Copy, from the material below, each line that contains the word "Dictation".

-- Opening Marker --

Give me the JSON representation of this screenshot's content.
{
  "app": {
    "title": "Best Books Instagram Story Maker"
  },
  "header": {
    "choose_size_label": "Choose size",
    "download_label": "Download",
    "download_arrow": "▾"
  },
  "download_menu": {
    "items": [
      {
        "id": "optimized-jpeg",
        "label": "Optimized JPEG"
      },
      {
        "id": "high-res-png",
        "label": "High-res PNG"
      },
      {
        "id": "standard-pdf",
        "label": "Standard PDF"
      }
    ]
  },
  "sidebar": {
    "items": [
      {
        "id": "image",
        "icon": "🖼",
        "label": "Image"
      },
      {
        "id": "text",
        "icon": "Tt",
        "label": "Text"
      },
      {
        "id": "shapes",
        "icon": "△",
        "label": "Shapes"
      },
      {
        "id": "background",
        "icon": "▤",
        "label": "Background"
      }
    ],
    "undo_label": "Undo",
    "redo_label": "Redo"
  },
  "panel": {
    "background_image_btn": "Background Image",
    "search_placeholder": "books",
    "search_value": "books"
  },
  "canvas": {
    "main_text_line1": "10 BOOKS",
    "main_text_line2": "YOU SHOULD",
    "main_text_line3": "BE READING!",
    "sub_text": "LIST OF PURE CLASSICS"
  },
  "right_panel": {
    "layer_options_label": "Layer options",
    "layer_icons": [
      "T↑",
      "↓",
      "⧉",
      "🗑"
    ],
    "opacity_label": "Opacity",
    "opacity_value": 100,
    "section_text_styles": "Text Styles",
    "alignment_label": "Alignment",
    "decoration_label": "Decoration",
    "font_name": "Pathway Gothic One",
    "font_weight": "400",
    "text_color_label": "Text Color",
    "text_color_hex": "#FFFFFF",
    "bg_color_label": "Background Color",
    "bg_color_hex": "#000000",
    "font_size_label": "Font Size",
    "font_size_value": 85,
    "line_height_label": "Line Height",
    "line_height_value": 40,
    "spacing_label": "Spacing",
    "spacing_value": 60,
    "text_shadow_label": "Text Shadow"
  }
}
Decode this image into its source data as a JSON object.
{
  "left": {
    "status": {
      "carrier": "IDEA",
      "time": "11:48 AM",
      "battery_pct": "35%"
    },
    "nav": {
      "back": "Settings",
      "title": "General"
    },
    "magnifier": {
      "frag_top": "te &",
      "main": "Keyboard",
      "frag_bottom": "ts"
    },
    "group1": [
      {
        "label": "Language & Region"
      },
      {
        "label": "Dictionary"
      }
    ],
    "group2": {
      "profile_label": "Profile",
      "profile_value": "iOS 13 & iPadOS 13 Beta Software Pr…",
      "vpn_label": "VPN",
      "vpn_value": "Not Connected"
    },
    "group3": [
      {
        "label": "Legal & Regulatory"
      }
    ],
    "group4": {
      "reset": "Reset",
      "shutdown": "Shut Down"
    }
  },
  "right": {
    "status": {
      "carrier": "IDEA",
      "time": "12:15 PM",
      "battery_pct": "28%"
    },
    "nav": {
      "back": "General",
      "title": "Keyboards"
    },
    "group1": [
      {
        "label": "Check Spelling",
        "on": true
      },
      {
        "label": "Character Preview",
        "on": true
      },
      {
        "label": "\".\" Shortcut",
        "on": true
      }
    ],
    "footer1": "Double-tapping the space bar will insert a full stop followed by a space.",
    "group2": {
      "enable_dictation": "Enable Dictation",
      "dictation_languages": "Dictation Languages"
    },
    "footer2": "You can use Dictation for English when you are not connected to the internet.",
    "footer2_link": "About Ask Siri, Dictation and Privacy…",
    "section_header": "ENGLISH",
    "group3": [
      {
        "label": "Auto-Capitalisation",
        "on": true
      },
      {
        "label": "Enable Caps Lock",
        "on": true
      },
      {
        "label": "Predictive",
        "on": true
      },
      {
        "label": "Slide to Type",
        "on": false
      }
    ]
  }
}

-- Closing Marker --

Problem solution.
      "enable_dictation": "Enable Dictation",
      "dictation_languages": "Dictation Languages"
    "footer2": "You can use Dictation for English when you are not connected to the internet.",
    "footer2_link": "About Ask Siri, Dictation and Privacy…",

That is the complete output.